Segment Start: DATA SHOWN

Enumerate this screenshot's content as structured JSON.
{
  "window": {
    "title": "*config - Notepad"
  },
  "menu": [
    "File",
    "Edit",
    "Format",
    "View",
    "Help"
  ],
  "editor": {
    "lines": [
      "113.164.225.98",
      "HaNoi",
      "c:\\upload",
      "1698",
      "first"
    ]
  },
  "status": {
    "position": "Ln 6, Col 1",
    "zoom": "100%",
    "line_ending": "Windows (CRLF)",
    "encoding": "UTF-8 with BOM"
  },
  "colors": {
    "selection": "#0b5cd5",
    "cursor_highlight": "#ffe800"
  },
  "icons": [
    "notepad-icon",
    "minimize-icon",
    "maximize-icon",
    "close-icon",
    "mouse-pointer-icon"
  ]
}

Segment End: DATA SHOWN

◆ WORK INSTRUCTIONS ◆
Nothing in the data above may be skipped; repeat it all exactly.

◆ ANSWER TO THIS TASK ◆
Enumerate this screenshot's content as structured JSON.
{
  "window": {
    "title": "*config - Notepad"
  },
  "menu": [
    "File",
    "Edit",
    "Format",
    "View",
    "Help"
  ],
  "editor": {
    "lines": [
      "113.164.225.98",
      "HaNoi",
      "c:\\upload",
      "1698",
      "first"
    ]
  },
  "status": {
    "position": "Ln 6, Col 1",
    "zoom": "100%",
    "line_ending": "Windows (CRLF)",
    "encoding": "UTF-8 with BOM"
  },
  "colors": {
    "selection": "#0b5cd5",
    "cursor_highlight": "#ffe800"
  },
  "icons": [
    "notepad-icon",
    "minimize-icon",
    "maximize-icon",
    "close-icon",
    "mouse-pointer-icon"
  ]
}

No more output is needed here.